*Assignment*: Search the material for the word "Podaruj" and copy every line in which it occurs.

*Source material*:
━━━━
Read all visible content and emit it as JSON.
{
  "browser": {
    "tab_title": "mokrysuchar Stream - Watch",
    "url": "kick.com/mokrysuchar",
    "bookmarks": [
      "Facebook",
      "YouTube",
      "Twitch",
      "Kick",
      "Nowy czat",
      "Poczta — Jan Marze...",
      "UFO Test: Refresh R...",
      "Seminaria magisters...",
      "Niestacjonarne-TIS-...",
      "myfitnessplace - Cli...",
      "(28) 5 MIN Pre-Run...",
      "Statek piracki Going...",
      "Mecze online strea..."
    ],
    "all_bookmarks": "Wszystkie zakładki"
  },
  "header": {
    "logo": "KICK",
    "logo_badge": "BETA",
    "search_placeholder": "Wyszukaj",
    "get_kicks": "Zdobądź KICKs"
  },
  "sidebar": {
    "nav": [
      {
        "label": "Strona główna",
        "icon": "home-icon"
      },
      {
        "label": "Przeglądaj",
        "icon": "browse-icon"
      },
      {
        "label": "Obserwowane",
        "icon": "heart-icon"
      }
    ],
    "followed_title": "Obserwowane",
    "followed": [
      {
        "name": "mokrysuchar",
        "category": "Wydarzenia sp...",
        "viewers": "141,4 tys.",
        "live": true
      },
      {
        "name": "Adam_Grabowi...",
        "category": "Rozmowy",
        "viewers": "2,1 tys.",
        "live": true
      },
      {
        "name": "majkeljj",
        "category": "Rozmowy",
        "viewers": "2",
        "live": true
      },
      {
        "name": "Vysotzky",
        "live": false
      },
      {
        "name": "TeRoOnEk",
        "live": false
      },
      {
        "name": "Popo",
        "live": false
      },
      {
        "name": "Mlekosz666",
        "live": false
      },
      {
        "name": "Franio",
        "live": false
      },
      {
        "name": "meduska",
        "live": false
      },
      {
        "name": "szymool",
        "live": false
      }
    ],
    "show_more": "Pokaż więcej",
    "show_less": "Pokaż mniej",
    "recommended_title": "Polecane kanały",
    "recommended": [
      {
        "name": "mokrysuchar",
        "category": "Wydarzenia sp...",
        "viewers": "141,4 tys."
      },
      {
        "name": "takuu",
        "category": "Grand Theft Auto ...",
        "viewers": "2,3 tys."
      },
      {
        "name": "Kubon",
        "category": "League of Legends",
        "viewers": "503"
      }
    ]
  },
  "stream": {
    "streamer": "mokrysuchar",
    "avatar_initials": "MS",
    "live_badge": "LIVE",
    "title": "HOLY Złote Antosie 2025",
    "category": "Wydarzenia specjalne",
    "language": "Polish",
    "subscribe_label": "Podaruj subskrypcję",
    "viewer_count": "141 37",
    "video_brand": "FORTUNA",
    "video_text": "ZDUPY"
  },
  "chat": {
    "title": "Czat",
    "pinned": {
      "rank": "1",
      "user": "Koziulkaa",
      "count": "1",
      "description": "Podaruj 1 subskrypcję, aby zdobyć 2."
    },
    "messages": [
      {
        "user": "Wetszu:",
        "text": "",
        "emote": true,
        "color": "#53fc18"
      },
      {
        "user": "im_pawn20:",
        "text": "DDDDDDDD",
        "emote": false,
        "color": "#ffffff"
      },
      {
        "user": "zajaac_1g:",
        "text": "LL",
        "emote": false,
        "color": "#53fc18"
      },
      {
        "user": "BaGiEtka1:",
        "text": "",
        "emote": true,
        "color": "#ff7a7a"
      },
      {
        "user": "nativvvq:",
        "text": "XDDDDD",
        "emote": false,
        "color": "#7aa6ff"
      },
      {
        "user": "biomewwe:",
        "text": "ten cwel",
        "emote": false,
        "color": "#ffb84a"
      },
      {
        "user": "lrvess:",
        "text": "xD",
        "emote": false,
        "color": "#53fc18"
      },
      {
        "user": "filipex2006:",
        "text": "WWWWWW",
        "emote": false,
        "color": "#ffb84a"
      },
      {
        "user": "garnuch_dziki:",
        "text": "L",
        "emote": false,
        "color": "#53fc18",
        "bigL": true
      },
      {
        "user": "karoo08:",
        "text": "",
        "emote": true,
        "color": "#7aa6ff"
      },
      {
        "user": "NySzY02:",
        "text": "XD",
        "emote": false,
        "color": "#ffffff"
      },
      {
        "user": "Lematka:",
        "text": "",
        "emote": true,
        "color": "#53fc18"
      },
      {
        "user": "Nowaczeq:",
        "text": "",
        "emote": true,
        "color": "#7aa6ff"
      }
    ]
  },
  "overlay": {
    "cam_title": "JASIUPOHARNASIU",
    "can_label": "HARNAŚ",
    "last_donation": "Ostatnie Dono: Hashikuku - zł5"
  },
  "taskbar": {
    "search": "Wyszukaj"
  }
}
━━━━
*Answer to the problem*:
    "subscribe_label": "Podaruj subskrypcję",
      "description": "Podaruj 1 subskrypcję, aby zdobyć 2."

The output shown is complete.